    If your husband is like mine (very intelligent, but reads only for information) and you need something short, I’d recommend Dr. Janet Smith’s talk “Contraception: Why Not?” Just Google and you’ll find a transcript. It’s extremely convincing.

  • The Reader in Question

    Dr. Popcak,

    Your book is actually the one we’re going through together right now. It’s excellent for understanding the teachings, but like I told Mark, even though he understands the logic, to him it’s not the Truth. To him it’s just the opinion of a man in a funny hat. He’s happy to adhere to my beliefs in this area, because he knows it’s important to me. And to be fair, he does agree with a lot of the teachings. Probably the vast majority of them, actually.

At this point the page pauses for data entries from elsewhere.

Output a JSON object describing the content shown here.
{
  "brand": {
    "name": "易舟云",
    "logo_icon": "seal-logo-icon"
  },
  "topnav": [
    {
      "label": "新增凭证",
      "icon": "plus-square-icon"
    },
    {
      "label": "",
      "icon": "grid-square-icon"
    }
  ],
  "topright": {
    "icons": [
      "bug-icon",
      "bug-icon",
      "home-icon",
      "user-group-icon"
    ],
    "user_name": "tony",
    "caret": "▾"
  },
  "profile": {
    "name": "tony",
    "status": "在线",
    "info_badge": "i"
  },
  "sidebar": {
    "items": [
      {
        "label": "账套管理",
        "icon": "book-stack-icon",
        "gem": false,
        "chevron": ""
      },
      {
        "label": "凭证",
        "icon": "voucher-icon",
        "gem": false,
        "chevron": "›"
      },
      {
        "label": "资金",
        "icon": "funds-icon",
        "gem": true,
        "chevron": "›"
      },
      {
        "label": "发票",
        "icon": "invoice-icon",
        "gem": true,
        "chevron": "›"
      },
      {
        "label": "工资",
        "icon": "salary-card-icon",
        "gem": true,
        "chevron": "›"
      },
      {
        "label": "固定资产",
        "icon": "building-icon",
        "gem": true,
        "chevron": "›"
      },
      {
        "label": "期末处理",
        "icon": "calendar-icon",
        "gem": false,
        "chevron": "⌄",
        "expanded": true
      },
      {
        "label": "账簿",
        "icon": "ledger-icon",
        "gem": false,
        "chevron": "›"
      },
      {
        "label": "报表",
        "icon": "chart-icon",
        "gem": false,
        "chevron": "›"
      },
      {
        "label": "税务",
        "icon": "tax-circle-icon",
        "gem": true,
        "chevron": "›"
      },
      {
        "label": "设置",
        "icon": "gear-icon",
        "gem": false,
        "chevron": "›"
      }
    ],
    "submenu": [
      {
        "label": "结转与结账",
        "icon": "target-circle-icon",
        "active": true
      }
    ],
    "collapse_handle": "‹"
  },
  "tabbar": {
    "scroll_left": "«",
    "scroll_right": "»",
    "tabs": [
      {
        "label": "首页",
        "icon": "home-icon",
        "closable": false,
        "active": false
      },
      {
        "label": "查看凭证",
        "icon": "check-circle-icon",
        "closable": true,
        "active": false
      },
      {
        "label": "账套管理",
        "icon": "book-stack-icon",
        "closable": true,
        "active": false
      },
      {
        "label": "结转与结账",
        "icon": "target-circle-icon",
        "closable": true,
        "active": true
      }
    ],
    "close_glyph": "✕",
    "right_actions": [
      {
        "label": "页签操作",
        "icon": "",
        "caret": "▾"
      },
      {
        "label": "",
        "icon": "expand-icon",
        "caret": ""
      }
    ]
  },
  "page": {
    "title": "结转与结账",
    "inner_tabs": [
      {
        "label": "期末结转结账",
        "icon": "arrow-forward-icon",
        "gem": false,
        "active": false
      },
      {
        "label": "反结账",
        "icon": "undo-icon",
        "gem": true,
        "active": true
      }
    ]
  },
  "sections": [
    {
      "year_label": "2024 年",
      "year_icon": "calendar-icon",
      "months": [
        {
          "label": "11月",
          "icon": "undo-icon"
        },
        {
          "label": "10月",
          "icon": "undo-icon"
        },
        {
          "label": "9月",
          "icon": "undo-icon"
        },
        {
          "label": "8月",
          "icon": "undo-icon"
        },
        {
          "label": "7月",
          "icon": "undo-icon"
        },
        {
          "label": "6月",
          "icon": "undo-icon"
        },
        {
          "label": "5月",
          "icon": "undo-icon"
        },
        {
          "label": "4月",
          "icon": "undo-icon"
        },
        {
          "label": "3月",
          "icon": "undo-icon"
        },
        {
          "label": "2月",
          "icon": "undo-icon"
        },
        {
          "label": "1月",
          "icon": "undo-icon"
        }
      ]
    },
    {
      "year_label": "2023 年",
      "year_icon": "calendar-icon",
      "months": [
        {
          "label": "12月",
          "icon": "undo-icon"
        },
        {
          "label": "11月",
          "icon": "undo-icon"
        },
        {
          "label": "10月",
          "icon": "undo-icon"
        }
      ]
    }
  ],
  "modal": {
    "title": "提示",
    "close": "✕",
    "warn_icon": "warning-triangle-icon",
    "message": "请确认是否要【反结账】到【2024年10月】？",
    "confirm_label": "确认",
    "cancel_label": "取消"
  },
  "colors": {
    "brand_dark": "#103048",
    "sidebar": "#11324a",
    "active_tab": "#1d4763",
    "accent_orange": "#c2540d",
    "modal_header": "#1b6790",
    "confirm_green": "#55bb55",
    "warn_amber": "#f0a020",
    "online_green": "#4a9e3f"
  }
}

He just doesn’t understand the importance of Tradition and the Authority of the Church and doesn’t really have the foundation of belief needed to build up to that understanding. Yet anyway. He asks a lot of questions and hasn’t been at all hostile so I’m praying and hoping.

    Thanks to Mark and all the commenters for the suggestions!

  • Sr. Susannah Kelly

    I will weigh into this discussion:)) The best presentation on Catholic teaching regarding love and human sexuality is the Theology of the Body by Pope JPII.
    One of the best writers to break this down in a simple concrete way is Christopher West. You can google the name to find many video segments on line. An excellent book for an absolute beginner would be Theology of the Body for Beginners by Christopher West. There is also his book Good News About Sex and Marriage, but best in this case to start with the 1st book I mentioned. His material is very accessible even to non believers. You might consider watching one of his video series together, I would propse Created and Redeemed. All of his books, videos etc. are available through Ascension Press, there are many other excellent speakers on the subject. Hope this helps.

    sr Susannah

  • Roberto

    I agree with Paul (the poster above) that if the desire is not there, it is difficult to see Catholic teaching as anything more than the opinion of an old man in a funny hat. I am going through a similar process with my wife (about faith in general) and we are bringing the issue to its root. If one does not see who God is and does not have a minimum personal relation with him (ah yes, that old catholic idea seconded by evangelicals!) it is difficult to understand why any teaching of the Church would be true. Not that they are not, but what does “true” even mean without a solid conception of God?
    I suggest prayer, from all of us.

  • Best place to start is a series of four books written down by four guys named Matthew, Mark, Luke, and John. You can branch out from there, but that’s the best place to start.

  • Charlotte

    I wouldn’t go to Catholic Answers but for anything but a basic explanation. If you hang out there long enough, you will become scrupulous and fear-filled. Stick to books written by people who have thought things through, can write, have taken “audience” into consideration, and generally have credentials.

  • Sharon

    My recommendation for your husband is : Catholic Truths For Our Children, A Guide For Parents by Patti Maguire Armstrong. This book provides an explanation of the Catholic Faith for adults so that they can catechise their children. Topics include: The Trinity, Why a Church, Church Authority, The Pope, The Eucharist, Confession etc .

    Your husband could read all of the books recommended here and still not believe. Pray for him that he opens his heart to the gift of faith “Lord I believe, help thou my unbelief.” and to the inspiration of the Holy Spirit.

    Charlotte, I have been a member of the Catholic Answers Forums since 1974 and am neither scrupulous nor fear-filled. Scrupulosity is on the obsessive compulsive spectrum and can be treated medically as well as spiritually.